1. Prenatal stress (PNS) can lead to spatial memory deficits in adult offspring, as evidenced by impaired performance in the Morris water maze test.

2. Epigenetic changes, such as decreased levels of acetylated histone H3 (AcH3) and increased levels of DNA methyltransferase (DNMT) 1 protein in the hippocampus, may underlie the cognitive effects of PNS.

3. The effects of PNS on memory and epigenetic measures were found to be sex-specific, with female mice showing heightened levels of DNMT1 protein and corticosterone, suggesting a potential link between stress hormone levels and epigenetic changes in females.

Article analysis:

The article titled "Prenatal stress induces spatial memory deficits and epigenetic changes in the hippocampus indicative of heterochromatin formation and reduced gene expression" published in Behav Brain Res in 2015 explores the effects of prenatal stress on memory and epigenetic measures in adult offspring. The study found that mice exposed to prenatal stress exhibited impaired spatial memory in the Morris water maze, as well as changes in levels of DNA methyltransferase (DNMT) 1 protein, acetylated histone H3 (AcH3), and serum corticosterone.

One potential bias in this study is the focus on only one type of stressor (chronic unpredictable stress) during pregnancy. Prenatal stress can manifest in various forms, and studying only one type may limit the generalizability of the findings. Additionally, the study primarily focuses on epigenetic changes as a mediator of cognitive effects, potentially overlooking other mechanisms involved in prenatal stress-induced memory deficits.

The article also highlights sex-specific differences in response to prenatal stress, with male mice showing decreased hippocampal AcH3 levels and female mice displaying heightened DNMT1 protein levels and corticosterone levels. While this finding is important for understanding sex differences in mental health outcomes, it would be beneficial to explore further how these differences arise and their implications for treatment strategies.

Furthermore, the article lacks discussion on potential confounding variables that could influence the results. Factors such as maternal care, genetic predispositions, or environmental influences postnatally could impact cognitive outcomes but are not thoroughly addressed. Including a more comprehensive analysis of these factors would strengthen the validity of the study's conclusions.

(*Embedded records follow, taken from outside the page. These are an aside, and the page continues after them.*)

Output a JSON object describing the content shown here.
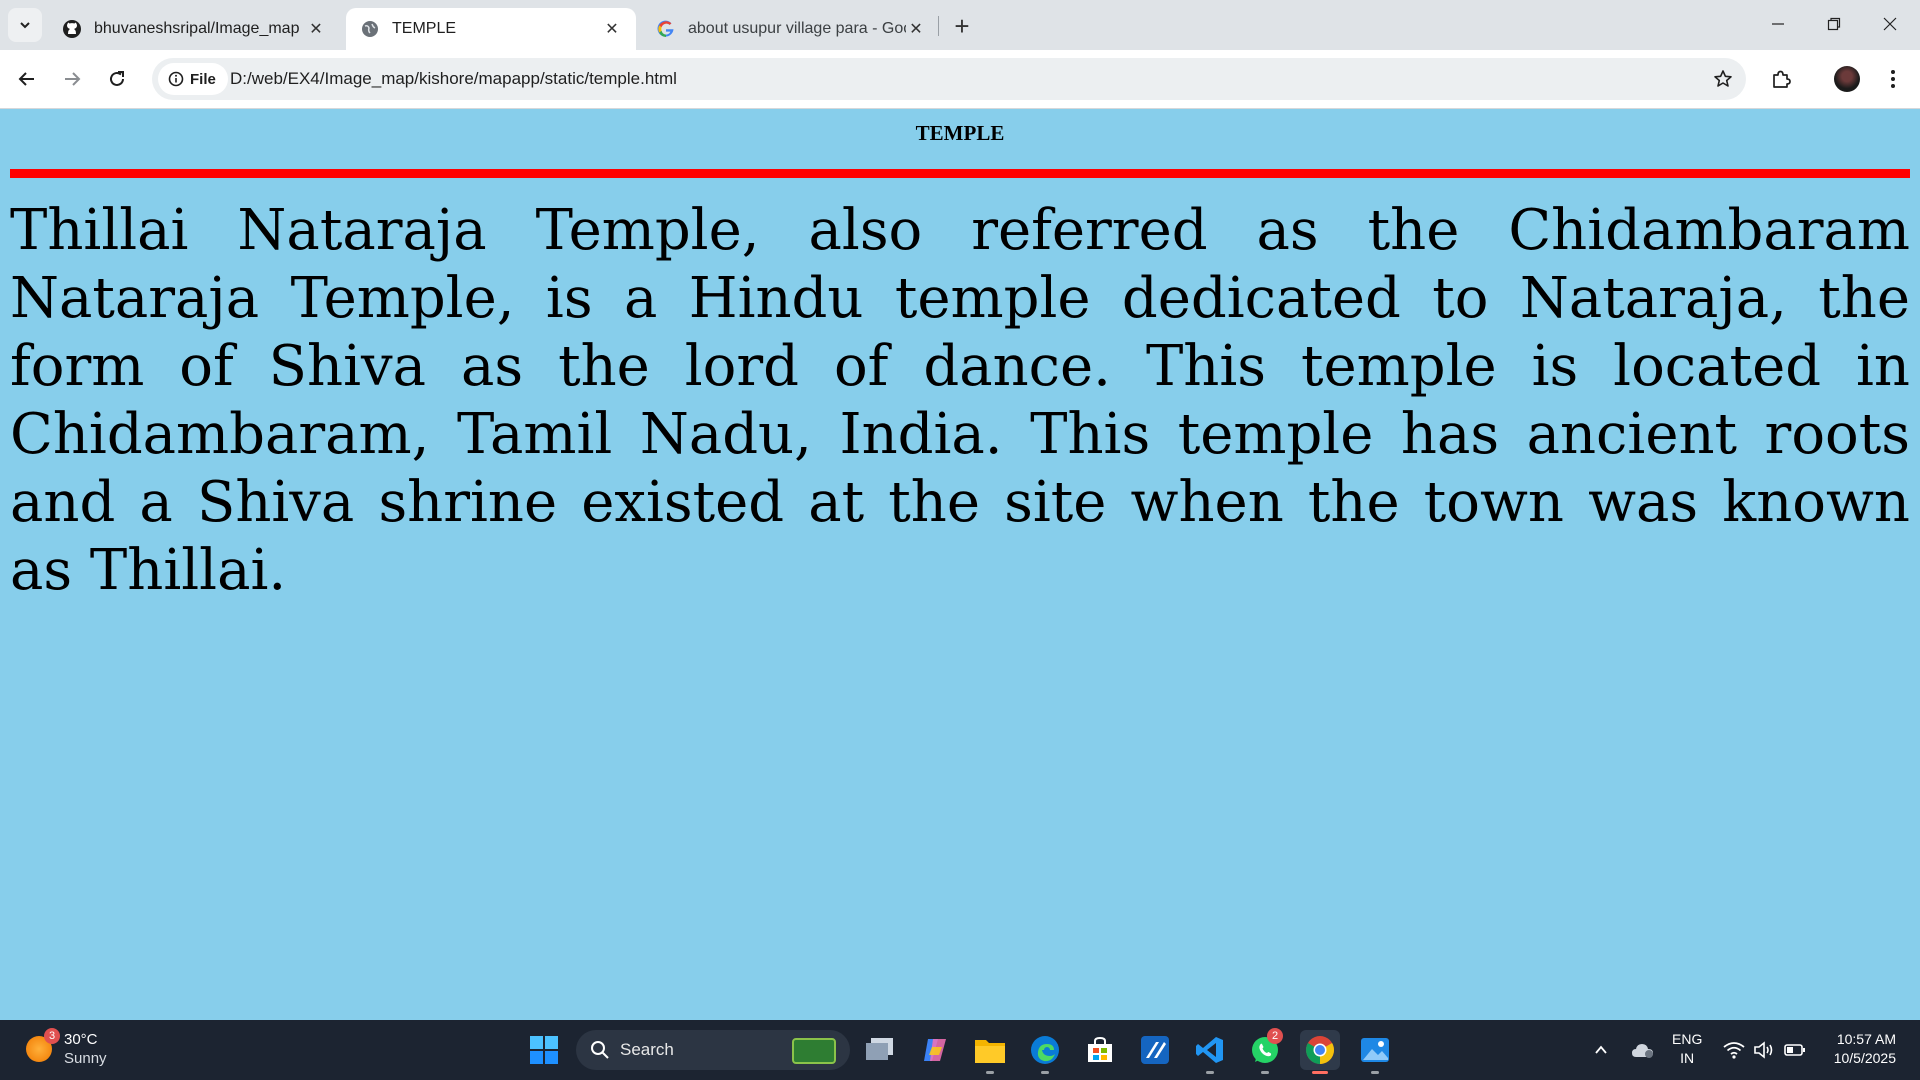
{
  "browser": {
    "tabs": [
      {
        "title": "bhuvaneshsripal/Image_map",
        "icon": "github-icon"
      },
      {
        "title": "TEMPLE",
        "icon": "globe-icon",
        "active": true
      },
      {
        "title": "about usupur village para - Goo",
        "icon": "google-icon"
      }
    ],
    "address": {
      "chip_label": "File",
      "url": "D:/web/EX4/Image_map/kishore/mapapp/static/temple.html"
    }
  },
  "page": {
    "heading": "TEMPLE",
    "paragraph": "Thillai Nataraja Temple, also referred as the Chidambaram Nataraja Temple, is a Hindu temple dedicated to Nataraja, the form of Shiva as the lord of dance. This temple is located in Chidambaram, Tamil Nadu, India. This temple has ancient roots and a Shiva shrine existed at the site when the town was known as Thillai.",
    "background_color": "#87ceeb",
    "rule_color": "#ff0000"
  },
  "taskbar": {
    "weather": {
      "temp": "30°C",
      "condition": "Sunny",
      "badge": "3"
    },
    "search_label": "Search",
    "whatsapp_badge": "2",
    "lang_line1": "ENG",
    "lang_line2": "IN",
    "time": "10:57 AM",
    "date": "10/5/2025"
  }
}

The study also does not delve into potential counterarguments or alternative explanations for the observed effects. Considering different perspectives or interpretations could provide a more nuanced understanding of how prenatal stress impacts memory function.

Moreover, while the study identifies epigenetic changes associated with prenatal stress-induced memory deficits, it does not provide concrete evidence linking these changes directly to cognitive impairments. Further research elucidating the causal relationship between epigenetic modifications and cognitive outcomes would enhance the significance of these findings.

In conclusion, while the article sheds light on the detrimental effects of prenatal stress on spatial memory and epigenetic markers in offspring, there are areas where further exploration is warranted to strengthen its conclusions. Addressing biases related to study design limitations, considering alternative explanations, and providing more robust evidence for claims made would enhance the overall impact and credibility of this research.